The appearance of consistent and cyclic menstruation is generally considered to be an indication that all components of the female reproductive system are functioning optimally. However, significant alterations in hormonal secretion and ovulatory capacity may occur without disturbing menstrual cycles; these changes can significantly impair fertility.
Luteal phase defect occurs when the endometrium is inadequately prepared, either because the secretion of Progesterone by the ovary is below normal or because the endometrium isn't responding to the normal stimulation by Progesterone.
Assessment of endometrial development can be done by performing an endometrial biopsy after cycle day 21 or one to two days prior to the expected onset of menstruation. The appearance of the endometrium when examined under the microscope can determine the quality of the endometrium. Results are reported as a day of the menstrual cycle, i.e., if the biopsy is done on day 26 and a woman has her period two days after the biopsy, her endometrial biopsy is "in phase" with her menstrual dates. In contrast, if the difference between the dating of the biopsy and the menstrual date differs by more than two days, the endometrium is said to be "out of phase;" in other words, a luteal phase defect is present.
Because sporadic cycles with luteal phase defect can occur in any woman, a definitive diagnosis is made by two out-of-phase biopsies. The optimal time to obtain a biopsy is two days prior to the expected onset of menstruation.

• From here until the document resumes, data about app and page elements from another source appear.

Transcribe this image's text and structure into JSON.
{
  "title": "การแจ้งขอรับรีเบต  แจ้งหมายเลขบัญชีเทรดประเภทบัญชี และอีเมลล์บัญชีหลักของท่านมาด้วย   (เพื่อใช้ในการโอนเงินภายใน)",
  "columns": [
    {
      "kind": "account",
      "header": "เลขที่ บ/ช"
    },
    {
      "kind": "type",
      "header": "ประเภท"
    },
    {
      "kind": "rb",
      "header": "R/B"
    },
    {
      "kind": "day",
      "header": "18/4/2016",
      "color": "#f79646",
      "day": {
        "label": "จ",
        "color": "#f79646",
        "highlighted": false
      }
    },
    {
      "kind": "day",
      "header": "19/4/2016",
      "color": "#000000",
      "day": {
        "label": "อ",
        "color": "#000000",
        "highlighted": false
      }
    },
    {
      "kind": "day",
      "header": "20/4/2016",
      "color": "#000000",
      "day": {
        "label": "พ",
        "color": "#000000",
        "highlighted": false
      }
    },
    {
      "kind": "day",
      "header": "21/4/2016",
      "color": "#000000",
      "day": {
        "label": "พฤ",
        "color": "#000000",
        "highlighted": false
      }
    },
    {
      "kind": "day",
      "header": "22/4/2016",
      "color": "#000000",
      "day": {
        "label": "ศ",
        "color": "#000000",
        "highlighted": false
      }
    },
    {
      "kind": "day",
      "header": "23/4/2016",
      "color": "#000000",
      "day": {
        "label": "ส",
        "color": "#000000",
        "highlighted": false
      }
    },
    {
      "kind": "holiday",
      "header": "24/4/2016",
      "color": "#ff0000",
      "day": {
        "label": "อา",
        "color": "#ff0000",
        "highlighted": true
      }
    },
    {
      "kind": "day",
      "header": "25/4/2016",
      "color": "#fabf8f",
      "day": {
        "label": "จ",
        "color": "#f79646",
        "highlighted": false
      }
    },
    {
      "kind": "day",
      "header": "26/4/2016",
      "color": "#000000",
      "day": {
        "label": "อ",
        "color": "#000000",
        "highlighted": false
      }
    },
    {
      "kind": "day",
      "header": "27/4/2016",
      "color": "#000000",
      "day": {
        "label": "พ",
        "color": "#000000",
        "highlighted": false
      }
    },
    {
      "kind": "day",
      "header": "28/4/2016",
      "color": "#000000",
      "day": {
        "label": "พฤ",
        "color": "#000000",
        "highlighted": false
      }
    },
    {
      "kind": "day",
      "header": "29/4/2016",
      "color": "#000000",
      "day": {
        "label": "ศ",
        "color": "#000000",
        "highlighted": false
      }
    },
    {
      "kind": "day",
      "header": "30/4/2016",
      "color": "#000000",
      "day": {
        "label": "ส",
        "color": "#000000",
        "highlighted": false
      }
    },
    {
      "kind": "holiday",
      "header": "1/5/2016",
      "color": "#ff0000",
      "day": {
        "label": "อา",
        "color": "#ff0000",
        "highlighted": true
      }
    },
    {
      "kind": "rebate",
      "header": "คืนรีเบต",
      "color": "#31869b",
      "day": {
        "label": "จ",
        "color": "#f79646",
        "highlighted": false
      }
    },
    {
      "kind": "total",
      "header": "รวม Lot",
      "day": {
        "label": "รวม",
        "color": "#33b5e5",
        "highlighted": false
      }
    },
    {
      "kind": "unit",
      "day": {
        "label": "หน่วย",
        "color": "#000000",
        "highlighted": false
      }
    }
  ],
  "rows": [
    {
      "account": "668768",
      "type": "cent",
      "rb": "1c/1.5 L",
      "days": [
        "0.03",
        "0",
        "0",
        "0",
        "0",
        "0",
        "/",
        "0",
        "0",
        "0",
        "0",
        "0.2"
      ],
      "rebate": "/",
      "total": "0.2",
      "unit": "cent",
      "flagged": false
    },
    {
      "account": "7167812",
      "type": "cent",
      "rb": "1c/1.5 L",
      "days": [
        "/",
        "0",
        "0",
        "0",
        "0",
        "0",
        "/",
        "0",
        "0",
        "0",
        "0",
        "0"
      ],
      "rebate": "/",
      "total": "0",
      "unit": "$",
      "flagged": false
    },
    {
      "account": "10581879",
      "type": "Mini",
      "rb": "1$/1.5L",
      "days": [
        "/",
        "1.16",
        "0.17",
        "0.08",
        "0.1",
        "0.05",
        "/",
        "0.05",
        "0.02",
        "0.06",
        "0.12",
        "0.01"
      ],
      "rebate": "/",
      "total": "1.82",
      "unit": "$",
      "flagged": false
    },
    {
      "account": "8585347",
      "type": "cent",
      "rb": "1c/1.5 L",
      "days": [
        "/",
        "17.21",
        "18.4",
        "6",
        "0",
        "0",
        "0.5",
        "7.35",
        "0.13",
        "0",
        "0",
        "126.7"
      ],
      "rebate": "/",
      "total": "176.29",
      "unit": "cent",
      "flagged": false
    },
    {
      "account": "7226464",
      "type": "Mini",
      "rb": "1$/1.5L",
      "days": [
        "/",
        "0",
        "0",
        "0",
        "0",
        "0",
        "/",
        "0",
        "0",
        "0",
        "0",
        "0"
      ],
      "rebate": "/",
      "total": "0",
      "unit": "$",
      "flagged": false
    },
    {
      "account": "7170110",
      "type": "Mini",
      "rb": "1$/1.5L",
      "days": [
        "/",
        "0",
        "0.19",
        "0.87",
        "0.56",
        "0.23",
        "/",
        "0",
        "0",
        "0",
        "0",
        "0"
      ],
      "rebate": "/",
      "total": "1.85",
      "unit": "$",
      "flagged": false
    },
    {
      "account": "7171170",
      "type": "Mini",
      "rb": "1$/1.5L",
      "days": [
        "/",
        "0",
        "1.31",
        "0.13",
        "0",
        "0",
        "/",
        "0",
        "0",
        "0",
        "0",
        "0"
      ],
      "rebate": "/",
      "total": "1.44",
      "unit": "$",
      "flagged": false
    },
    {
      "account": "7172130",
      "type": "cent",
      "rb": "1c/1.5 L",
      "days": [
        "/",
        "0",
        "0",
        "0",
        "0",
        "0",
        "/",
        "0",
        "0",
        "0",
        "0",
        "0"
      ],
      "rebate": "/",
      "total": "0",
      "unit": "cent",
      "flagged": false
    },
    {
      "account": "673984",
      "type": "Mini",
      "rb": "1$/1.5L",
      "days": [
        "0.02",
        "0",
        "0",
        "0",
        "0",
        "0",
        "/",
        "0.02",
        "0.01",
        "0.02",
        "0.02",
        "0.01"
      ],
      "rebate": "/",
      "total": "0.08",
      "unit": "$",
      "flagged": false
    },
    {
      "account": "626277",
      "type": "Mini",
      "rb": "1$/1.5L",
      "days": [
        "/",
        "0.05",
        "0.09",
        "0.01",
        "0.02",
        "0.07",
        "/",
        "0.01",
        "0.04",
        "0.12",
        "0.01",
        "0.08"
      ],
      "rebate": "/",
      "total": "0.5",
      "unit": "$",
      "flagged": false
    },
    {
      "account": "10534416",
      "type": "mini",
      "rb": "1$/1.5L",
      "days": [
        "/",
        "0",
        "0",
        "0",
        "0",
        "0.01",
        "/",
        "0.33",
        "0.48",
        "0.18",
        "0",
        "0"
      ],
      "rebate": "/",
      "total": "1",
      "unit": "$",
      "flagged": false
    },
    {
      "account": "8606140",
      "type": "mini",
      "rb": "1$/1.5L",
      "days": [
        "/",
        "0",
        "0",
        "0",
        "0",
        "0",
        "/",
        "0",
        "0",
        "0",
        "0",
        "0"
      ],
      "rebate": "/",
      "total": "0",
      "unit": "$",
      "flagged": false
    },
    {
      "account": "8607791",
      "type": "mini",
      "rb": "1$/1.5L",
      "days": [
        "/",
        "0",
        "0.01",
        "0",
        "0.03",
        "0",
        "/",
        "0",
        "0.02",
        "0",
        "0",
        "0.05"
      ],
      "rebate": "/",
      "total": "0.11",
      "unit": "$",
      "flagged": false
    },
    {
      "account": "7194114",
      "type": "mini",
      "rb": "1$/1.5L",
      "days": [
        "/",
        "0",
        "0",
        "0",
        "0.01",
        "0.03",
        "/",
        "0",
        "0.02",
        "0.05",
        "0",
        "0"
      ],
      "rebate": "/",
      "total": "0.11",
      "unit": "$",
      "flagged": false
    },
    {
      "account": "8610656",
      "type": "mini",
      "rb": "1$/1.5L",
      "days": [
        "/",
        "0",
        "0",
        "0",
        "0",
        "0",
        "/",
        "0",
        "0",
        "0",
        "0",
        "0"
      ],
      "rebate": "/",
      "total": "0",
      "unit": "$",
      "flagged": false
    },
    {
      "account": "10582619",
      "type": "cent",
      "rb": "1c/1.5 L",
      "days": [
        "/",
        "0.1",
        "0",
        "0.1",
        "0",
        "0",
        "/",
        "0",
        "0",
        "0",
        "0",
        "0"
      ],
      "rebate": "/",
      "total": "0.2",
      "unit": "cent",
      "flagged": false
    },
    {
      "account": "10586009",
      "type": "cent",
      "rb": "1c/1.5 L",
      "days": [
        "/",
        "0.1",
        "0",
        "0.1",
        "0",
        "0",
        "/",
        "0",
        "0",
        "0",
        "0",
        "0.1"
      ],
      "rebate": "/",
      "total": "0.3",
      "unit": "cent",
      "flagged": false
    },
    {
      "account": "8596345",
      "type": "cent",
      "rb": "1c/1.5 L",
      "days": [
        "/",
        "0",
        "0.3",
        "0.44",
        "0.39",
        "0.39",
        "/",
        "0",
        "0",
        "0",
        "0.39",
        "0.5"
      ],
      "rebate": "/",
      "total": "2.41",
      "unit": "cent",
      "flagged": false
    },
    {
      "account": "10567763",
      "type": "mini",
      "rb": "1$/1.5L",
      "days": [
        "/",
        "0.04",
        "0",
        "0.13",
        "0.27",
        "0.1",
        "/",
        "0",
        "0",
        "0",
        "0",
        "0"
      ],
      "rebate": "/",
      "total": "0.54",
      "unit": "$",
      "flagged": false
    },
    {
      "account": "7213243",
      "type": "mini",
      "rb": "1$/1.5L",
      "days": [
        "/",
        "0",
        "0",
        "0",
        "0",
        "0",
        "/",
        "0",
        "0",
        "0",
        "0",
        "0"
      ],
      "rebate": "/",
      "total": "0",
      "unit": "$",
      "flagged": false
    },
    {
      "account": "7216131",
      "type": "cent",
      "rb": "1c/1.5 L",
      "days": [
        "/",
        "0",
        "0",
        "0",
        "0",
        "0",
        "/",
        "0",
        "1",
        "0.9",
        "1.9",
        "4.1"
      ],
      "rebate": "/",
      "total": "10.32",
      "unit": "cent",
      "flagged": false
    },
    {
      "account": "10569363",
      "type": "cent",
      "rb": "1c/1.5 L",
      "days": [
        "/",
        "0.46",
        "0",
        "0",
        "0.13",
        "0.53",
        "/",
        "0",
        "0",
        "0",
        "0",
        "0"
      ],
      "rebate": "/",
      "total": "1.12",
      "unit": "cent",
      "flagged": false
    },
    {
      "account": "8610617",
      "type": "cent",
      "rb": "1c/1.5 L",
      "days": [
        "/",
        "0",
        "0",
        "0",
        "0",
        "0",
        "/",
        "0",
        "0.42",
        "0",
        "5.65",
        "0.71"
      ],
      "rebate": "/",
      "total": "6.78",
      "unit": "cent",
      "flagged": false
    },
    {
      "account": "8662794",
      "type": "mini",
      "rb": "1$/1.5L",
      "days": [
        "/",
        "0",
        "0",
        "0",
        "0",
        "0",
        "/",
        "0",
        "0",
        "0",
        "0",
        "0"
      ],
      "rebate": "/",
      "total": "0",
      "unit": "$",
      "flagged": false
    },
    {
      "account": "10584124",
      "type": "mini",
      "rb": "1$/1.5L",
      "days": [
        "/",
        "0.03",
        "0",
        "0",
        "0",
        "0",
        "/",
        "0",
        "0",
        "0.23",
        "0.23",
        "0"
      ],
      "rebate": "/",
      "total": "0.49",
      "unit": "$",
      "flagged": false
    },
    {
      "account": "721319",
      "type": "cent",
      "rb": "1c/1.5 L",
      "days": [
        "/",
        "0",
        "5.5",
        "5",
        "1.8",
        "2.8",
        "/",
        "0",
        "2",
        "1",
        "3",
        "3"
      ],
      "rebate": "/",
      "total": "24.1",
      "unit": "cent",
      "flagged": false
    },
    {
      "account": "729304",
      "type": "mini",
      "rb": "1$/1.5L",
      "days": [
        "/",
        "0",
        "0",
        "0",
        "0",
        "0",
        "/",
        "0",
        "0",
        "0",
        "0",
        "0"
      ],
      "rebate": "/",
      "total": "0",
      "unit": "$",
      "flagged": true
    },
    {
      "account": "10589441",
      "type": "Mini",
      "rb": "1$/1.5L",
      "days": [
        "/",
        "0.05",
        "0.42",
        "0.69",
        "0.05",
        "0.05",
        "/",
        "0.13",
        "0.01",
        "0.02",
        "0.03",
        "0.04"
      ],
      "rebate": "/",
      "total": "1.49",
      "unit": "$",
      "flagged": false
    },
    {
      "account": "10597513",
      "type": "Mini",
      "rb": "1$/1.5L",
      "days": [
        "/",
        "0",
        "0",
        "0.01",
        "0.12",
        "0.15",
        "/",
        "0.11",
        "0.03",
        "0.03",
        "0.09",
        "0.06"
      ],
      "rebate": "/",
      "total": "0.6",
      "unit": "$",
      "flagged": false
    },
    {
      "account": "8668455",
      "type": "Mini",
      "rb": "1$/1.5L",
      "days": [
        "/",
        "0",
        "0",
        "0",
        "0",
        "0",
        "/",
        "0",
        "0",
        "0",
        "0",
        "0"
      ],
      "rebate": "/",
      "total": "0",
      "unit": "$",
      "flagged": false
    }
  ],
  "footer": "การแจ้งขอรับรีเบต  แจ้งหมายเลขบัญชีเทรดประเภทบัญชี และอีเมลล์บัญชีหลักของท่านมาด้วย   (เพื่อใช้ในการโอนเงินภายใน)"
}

Three methods of therapy have been utilized to treat LPD:
Your doctor will decide which treatment to use.